The God of all comfort is aware of distress experienced by his servants and wants to give them relief. In the case of Paul’s concern over the Corinthians, relief came through his Christian associate Titus. This is one way that we may be comforted today. When we are distressed, we should therefore avoid isolating ourselves. (Proverbs 18:1) Association with fellow Christians is one of the means by which God comforts us. We may think: ‘I am so downhearted that I am not strong enough to be with my Christian friends.’ However, we should fight such feelings and not deprive ourselves of the comfort that fellow believers can offer.
Do Not Give Up!
Some of us may not have experienced a trial having such impact that we have suffered severe depression. But debilitating illness, the death of a marriage mate, or another very trying situation could bring on emotional distress. If that should occur, let us not conclude that we are necessarily sick spiritually. A depressed person may be well qualified for God’s service, even being able to help others spiritually. Paul urged the brothers to “speak consolingly to the depressed souls,” not suspiciously thinking that they had done something wrong and were spiritually sick. (1 Thessalonians 5:14) Though depression is sometimes associated with wrongdoing and guilt, that is not the case with those serving God out of a pure heart. Their worship, perhaps rendered with extreme difficulty, is acceptable to Jehovah. He loves them and comes to their aid with needed help and comfort.—Psalm 121:1-3.

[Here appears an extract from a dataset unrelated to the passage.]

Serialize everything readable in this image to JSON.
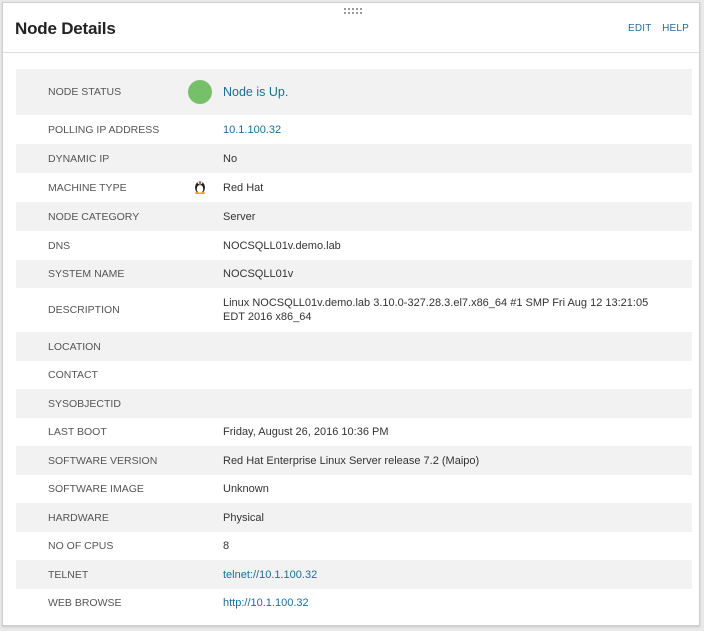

Those making up the remnant of spiritual Israel were sorely distressed by trials in the year 1918. (Compare Galatians 6:16.) Their preaching organization was nearly destroyed, some of them were wrongfully imprisoned, and many of their former associates became disloyal, opposing apostates. Moreover, the faithful anointed ones did not understand why God had allowed all of this to happen. For some time ‘they sowed seed with tears,’ but they did not give up. They kept on serving Jehovah and also examined themselves. The result? They ‘came in with a joyful cry, carrying along their sheaves.’ (Psalm 126:5, 6) The anointed now realize that God allowed such trials in order to purify them for their approaching international harvest work.
If we should become distressed because we are beset by various trials, we can benefit from the experience of the anointed remnant. Instead of giving up, let us keep on doing what is right, even if we must do so while weeping. In time, there will be a way out of our trials, and we will ‘come in with a joyful cry.’ Yes, joy—a fruit of God’s holy spirit—will be ours for having endured our trials. For us, Jehovah will surely prove to be “the God of all comfort.”